### [Activity]
Set down every entry once more, character for character.

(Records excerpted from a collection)
==========
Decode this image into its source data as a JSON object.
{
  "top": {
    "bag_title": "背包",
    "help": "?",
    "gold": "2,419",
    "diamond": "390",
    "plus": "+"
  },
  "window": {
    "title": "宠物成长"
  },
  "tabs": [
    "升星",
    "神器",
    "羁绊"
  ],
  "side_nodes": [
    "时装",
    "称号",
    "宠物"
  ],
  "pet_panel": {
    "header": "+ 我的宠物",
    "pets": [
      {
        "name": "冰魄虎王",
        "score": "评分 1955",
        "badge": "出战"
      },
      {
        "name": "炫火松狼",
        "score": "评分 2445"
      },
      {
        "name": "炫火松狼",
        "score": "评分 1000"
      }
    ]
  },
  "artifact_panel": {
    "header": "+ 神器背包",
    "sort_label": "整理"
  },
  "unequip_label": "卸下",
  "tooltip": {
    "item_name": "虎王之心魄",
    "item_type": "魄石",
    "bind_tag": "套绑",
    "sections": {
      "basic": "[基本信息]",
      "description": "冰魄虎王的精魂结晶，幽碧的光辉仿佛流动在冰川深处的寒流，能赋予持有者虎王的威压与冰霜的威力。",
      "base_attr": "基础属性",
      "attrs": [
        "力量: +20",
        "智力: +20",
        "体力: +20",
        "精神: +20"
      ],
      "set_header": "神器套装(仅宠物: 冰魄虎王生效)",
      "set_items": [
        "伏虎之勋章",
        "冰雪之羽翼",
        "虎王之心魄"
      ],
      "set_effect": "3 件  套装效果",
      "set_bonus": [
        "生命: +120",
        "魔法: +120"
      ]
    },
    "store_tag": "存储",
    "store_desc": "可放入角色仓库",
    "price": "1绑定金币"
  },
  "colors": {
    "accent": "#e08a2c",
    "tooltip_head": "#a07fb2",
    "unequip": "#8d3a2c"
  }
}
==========
### [Final answer]
Decode this image into its source data as a JSON object.
{
  "top": {
    "bag_title": "背包",
    "help": "?",
    "gold": "2,419",
    "diamond": "390",
    "plus": "+"
  },
  "window": {
    "title": "宠物成长"
  },
  "tabs": [
    "升星",
    "神器",
    "羁绊"
  ],
  "side_nodes": [
    "时装",
    "称号",
    "宠物"
  ],
  "pet_panel": {
    "header": "+ 我的宠物",
    "pets": [
      {
        "name": "冰魄虎王",
        "score": "评分 1955",
        "badge": "出战"
      },
      {
        "name": "炫火松狼",
        "score": "评分 2445"
      },
      {
        "name": "炫火松狼",
        "score": "评分 1000"
      }
    ]
  },
  "artifact_panel": {
    "header": "+ 神器背包",
    "sort_label": "整理"
  },
  "unequip_label": "卸下",
  "tooltip": {
    "item_name": "虎王之心魄",
    "item_type": "魄石",
    "bind_tag": "套绑",
    "sections": {
      "basic": "[基本信息]",
      "description": "冰魄虎王的精魂结晶，幽碧的光辉仿佛流动在冰川深处的寒流，能赋予持有者虎王的威压与冰霜的威力。",
      "base_attr": "基础属性",
      "attrs": [
        "力量: +20",
        "智力: +20",
        "体力: +20",
        "精神: +20"
      ],
      "set_header": "神器套装(仅宠物: 冰魄虎王生效)",
      "set_items": [
        "伏虎之勋章",
        "冰雪之羽翼",
        "虎王之心魄"
      ],
      "set_effect": "3 件  套装效果",
      "set_bonus": [
        "生命: +120",
        "魔法: +120"
      ]
    },
    "store_tag": "存储",
    "store_desc": "可放入角色仓库",
    "price": "1绑定金币"
  },
  "colors": {
    "accent": "#e08a2c",
    "tooltip_head": "#a07fb2",
    "unequip": "#8d3a2c"
  }
}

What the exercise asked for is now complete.